**Exercise instructions:**
Which of the lines below mention the word "text"? Pull each one out.

····················

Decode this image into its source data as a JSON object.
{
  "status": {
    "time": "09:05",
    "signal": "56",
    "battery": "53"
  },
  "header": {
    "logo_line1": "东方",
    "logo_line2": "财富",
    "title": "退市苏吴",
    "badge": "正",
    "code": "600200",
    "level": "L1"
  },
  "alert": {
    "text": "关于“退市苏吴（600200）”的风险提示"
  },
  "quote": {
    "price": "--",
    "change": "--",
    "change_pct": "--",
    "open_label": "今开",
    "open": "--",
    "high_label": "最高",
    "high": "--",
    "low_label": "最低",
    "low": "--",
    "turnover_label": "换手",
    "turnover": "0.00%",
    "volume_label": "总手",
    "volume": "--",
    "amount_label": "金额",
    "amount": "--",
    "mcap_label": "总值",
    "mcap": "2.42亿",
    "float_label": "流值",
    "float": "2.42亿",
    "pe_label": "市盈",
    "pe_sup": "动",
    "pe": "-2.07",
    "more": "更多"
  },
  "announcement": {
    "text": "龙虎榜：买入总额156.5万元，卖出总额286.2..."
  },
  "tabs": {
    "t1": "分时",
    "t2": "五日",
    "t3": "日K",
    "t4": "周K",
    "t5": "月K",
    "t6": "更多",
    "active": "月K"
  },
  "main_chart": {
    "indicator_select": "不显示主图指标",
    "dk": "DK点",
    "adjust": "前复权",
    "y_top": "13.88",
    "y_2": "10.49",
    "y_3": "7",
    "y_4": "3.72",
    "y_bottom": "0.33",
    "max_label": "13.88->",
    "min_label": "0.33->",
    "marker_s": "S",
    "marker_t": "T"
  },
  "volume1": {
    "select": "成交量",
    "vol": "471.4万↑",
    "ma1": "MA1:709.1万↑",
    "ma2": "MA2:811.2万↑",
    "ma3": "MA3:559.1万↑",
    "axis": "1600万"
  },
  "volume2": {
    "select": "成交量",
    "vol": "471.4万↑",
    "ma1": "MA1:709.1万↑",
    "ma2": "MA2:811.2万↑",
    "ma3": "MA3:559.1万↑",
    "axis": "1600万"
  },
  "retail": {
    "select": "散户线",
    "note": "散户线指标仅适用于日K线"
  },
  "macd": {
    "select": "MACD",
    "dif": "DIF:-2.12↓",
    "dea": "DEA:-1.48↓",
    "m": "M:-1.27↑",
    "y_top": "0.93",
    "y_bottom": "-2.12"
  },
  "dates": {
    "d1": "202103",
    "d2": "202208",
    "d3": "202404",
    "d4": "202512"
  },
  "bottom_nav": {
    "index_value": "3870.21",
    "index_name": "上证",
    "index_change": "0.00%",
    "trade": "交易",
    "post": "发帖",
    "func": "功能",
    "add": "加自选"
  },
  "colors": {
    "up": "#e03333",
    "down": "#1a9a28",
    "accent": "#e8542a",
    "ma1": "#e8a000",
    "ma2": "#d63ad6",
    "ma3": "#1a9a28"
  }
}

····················

**Result of the task:**
    "text": "关于“退市苏吴（600200）”的风险提示"
    "text": "龙虎榜：买入总额156.5万元，卖出总额286.2..."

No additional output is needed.